RAIN, gales, sunshine, frost and snow ... Yes, March can be relied on to give us very changeable weather. For some birds however the breeding season is well under way.
The largest of our corvid family, the raven, is usually our earliest nester. It is buzzard size and a strong, handsome bird with its all black plumage, shaggy throat feathers and stout bill. It nests mainly on crags and cliffs on the western side of Britain. Starting in mid-February an average of five eggs are laid and incubated by the female while the male bird carries food to her in his throat pouch.
In her eyrie on a remote mountain crag the golden eagle will start incubating her eggs this month. This will take around 45 days and while up to three eggs may be laid only one offspring is likely to be reared to adulthood.
The grey heron will makes its nest or refurbish an old one in early February in a heronry in the high treetops. Egg laying months are February, March and April and both parents are involved in incubation and they feed their chicks with regurgitated food. From hatching to fledging takes up to two months. The heron takes a wide variety of prey but its easy pickings at this time of year with so many frogs about.

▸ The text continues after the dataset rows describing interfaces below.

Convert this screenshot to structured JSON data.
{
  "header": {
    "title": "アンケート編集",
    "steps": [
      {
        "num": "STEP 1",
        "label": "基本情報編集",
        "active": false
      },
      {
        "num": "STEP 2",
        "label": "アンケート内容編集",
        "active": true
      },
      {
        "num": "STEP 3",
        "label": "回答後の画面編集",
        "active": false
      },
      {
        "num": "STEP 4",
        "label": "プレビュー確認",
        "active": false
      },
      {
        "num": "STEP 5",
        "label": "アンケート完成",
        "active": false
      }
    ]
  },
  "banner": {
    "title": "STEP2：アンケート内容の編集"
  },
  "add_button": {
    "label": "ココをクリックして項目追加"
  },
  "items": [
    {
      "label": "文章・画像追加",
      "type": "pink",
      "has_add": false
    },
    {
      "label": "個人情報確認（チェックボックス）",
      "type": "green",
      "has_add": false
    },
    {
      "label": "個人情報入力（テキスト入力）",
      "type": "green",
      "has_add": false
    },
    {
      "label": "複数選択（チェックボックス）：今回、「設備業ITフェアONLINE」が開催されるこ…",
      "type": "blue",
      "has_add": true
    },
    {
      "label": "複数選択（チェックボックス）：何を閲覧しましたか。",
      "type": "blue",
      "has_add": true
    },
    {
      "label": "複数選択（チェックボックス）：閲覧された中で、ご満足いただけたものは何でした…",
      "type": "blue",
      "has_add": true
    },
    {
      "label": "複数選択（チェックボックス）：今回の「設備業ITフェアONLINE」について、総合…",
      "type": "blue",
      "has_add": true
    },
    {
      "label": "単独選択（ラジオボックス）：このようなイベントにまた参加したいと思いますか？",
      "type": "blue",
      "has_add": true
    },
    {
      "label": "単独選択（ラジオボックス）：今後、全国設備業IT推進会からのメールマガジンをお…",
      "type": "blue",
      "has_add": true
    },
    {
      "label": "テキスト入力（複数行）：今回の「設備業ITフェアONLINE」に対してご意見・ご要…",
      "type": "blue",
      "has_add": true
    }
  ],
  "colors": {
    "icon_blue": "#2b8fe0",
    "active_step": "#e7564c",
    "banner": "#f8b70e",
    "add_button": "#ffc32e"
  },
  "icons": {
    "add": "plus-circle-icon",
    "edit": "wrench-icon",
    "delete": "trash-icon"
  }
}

The tawny owl is another early nester and the female will now be incubating her two to four round white eggs in a tree hole or in the nook of an old building. The owlets will leave the nest at around 28 days old and will be fed by their parents for a further three months before they are independent.
It is a busy time in the mammal world too. Many fox cubs are born this month and the vixen will rely on the dog to bring her food in the first week or two while she suckles her young. After two weeks the cubs will take regurgitated food and from 6 weeks onwards they will start exploring outside the den.
The brown hare of course goes a bit mad in March. Normally a wary animal, the springtime courtship is fuelled by “hotching hormones”. The buck is always ready to mate first, but the doe will fight him off, both standing on their hind legs and exchanging blows with their fore paws. The doe is larger than the buck and packs the bigger punch. The lady is always in control of the situation however and will mate only when she is good and ready. It’s a harbinger of Spring ritual to remember and treasure.
Spring migrants from Africa will be arriving around the Basin during the last week of March and bird watchers will be looking for their first sighting of wheatear, sand martin, chiffchaff or osprey. A first of the season was a red admiral butterfly flitting around the Visitor Centre on March 1.
Montrose Basin Visitor Centre has now moved on to its summer opening hours of 10.30am to 5pm seven days a week. During the Easter school holidays there are activities for children on the April 6 and 16 supervised by Teacher Naturalists. For more details contact Visitor Centre staff on 01674 676336.